None of Green Valley’s prior cart solutions offered this many axes of control, and the added steering complexity, along with the client’s specific demands, presented a new challenge. Armed with the advantage of using the RMC200, though, the John Henry Foster team made the two-hour trip from St. Louis to Mt. Zion, installed and configured the Delta controller in Green Valley’s cart, and drove home, all in the same day.

John Henry Foster sales representative and certified fluid power specialist Mark Certa notes, “Once we had it set up, Green Valley could go into Delta’s software and change that steering/speed relationship on the fly, like in two seconds, just by dragging points around on the curve.”

While vastly simplified on the surface, this ease of use is enabled by a lot of hard work on Delta’s part.

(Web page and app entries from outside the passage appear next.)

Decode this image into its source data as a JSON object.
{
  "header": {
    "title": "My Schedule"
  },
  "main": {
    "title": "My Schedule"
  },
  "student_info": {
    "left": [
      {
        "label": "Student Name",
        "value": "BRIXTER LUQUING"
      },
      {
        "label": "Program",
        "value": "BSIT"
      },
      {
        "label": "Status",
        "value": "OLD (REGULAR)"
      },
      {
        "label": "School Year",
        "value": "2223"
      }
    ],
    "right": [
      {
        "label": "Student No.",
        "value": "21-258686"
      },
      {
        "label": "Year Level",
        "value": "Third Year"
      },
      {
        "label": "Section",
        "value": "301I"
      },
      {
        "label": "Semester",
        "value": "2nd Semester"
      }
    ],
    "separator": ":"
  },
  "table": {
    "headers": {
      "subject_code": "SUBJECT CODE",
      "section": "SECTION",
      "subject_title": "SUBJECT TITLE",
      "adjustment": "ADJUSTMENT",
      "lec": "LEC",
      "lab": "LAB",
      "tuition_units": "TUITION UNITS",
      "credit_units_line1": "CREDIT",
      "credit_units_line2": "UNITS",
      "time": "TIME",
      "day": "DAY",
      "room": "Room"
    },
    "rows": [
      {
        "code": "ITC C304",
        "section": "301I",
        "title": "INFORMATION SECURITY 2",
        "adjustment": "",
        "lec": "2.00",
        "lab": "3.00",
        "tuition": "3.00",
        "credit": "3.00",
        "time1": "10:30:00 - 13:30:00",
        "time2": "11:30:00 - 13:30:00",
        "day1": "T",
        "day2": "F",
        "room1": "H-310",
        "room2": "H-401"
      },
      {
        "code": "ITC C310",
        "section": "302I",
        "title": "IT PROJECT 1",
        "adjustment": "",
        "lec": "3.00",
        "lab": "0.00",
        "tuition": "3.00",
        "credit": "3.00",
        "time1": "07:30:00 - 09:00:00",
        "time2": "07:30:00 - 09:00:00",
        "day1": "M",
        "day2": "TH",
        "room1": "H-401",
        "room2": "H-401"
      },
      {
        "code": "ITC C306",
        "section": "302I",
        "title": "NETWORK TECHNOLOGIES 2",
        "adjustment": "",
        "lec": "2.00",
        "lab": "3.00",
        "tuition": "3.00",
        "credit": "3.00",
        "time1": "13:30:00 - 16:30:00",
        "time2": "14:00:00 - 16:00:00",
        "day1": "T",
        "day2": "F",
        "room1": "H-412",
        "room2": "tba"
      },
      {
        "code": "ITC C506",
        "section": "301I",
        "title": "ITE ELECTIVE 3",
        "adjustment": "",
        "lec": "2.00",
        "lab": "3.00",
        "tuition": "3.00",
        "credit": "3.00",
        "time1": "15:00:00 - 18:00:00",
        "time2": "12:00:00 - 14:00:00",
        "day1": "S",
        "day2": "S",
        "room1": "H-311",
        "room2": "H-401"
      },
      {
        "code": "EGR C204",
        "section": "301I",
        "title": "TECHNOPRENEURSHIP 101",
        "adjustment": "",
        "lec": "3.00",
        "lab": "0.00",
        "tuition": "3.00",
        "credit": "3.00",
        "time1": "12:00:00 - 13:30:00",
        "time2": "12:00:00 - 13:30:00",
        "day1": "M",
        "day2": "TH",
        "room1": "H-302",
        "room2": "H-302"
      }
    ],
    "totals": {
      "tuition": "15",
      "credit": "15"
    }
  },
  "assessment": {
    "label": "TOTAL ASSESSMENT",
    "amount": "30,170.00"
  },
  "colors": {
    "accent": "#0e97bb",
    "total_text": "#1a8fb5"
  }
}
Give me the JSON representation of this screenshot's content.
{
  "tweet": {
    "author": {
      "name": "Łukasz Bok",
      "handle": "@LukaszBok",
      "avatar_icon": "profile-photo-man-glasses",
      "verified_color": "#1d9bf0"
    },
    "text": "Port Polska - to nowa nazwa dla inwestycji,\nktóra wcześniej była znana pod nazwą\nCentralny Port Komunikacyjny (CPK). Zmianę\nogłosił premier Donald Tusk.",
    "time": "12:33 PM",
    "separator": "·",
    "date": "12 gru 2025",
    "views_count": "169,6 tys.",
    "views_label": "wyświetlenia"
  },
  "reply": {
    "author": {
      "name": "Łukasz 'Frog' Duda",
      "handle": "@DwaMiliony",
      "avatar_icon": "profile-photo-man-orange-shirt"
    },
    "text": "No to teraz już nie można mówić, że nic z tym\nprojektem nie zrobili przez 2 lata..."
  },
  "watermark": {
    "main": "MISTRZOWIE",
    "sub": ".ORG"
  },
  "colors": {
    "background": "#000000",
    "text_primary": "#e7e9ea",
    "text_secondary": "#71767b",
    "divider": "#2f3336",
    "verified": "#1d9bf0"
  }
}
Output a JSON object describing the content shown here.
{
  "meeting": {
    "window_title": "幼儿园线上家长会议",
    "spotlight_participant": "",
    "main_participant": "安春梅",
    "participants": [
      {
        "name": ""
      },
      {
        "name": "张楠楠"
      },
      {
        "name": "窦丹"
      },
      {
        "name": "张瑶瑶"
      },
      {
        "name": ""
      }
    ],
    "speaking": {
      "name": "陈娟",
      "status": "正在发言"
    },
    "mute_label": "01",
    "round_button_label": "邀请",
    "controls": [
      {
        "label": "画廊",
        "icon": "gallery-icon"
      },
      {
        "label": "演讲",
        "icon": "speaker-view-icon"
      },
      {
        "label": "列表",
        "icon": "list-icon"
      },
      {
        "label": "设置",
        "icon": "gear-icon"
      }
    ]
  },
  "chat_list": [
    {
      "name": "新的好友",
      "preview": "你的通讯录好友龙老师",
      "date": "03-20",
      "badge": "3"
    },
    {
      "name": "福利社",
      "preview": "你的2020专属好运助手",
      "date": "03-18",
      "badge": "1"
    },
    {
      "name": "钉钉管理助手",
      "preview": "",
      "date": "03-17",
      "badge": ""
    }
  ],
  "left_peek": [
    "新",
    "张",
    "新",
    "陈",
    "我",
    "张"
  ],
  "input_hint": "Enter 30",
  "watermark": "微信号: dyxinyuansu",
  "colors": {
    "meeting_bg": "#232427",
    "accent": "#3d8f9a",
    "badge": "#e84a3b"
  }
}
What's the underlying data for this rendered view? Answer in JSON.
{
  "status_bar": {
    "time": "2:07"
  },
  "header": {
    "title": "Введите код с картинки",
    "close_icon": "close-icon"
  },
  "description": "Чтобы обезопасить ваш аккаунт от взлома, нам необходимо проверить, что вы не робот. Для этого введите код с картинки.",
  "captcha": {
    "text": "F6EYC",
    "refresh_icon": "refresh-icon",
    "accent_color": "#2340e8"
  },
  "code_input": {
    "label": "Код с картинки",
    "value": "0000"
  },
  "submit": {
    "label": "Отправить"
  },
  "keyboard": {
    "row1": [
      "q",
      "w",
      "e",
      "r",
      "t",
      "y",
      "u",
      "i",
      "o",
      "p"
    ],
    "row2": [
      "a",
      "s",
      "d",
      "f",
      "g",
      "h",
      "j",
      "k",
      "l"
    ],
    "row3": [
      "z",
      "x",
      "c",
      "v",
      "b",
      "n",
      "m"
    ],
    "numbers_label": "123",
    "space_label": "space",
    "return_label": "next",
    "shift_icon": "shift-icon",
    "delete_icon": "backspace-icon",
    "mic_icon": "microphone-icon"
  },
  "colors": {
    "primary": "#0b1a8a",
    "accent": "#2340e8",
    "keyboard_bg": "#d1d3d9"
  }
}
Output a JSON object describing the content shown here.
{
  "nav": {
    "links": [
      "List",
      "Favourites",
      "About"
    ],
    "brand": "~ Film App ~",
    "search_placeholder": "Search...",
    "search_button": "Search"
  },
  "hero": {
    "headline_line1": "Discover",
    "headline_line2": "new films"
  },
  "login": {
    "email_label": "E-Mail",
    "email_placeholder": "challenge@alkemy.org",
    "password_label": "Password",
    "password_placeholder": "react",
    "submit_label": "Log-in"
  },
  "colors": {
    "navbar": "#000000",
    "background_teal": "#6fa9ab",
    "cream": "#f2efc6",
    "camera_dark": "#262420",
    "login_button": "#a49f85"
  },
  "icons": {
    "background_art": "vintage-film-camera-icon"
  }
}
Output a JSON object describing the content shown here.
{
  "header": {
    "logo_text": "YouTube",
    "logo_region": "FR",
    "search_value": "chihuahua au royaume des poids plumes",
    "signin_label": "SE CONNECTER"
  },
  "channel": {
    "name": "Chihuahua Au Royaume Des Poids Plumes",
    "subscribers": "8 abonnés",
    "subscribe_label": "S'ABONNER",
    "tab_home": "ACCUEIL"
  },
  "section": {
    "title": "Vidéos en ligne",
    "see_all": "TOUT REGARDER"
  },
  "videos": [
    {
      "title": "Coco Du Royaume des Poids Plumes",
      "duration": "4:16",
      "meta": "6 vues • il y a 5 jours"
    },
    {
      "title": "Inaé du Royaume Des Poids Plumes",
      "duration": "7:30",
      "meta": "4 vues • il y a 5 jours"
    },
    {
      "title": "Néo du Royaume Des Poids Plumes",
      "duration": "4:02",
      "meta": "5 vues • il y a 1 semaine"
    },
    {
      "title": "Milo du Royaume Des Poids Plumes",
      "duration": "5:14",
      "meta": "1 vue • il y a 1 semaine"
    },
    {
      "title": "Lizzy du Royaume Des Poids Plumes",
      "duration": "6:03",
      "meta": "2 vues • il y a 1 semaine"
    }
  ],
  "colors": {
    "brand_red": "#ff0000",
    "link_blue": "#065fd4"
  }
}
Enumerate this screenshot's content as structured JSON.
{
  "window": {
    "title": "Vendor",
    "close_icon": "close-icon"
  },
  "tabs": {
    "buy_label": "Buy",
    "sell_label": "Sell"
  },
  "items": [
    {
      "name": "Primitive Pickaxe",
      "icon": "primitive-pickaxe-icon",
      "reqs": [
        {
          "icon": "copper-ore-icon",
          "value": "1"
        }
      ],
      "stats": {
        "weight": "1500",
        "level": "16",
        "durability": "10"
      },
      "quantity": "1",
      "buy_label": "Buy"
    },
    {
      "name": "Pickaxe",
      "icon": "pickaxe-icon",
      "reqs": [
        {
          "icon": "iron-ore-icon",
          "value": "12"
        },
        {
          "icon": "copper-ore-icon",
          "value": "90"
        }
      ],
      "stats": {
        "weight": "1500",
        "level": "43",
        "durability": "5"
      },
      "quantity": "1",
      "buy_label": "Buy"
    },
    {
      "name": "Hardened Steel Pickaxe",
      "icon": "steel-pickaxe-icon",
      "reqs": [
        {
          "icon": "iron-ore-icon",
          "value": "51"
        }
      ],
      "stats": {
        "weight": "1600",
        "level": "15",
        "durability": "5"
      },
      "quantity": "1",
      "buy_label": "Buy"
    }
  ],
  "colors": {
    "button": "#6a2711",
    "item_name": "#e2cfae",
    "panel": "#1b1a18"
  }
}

The company spent many years refining its Windows-based RMCTools software, which encompasses a range of time-saving features and capabilities, including the Curve Tool.

In addition, Delta invests in creating the customizable source code necessary for its controllers to communicate with other devices. The controller manufacturer has amassed a considerable library of sample programs for its own as well as third parties’ controllers and accessories. Without this library, available for free to developers, RMC integrators may need to write their own code from scratch.

Despite these advantages, even Delta’s RMC setup still wasn’t quite plug-and-play simple (Figure 2). The controller code needed tweaking to the mold cart’s specific configuration. After building the cart from the ground up and handling all of its nonsteering programming, Green Valley still had to invest time in on-site development, testing and validation of the steering system. Green Valley engineers state the curves computed by John Henry Foster and Delta saved loads of time, but there was still a minimal phase of trial-and-error refinement. What was shown on the screen wasn’t always entirely what played out in real life, and so some adjustment was inevitable.

Tweak the controller

Figure 2: Technicians work on the RMC200 installation.

Trusting the track record

The automotive client’s successfully completed mold cart marked the third project in which Green Valley turned to John Henry Foster and Delta Computer Systems (Figure 3). Not long after the mold cart, though, Green Valley had another project that needed specialized two-wheel steering, which provided another application for Delta RMCs. Green Valley had five days to get the motion control configured. The company turned to Delta’s support department for assistance and had all the needed code in hand the next day.

Successful completion

Figure 3: The automotive client’s successfully completed mold cart marked the third project in which Green Valley turned to John Henry Foster and Delta Computer Systems.

John Henry Foster prioritizes several factors when selecting motion control solutions, including ease of use, feature depth, precise movement and steering, and exceptional end-user support. Because of these criteria and others, Delta remains among the few vendors Green Valley and John Henry Foster prefer as new challenges arise.

About the author: Mike Birschbach
Mike Birschbach is a controls engineer at John Henry Foster in St. Louis. Contact him at 800/444-0522.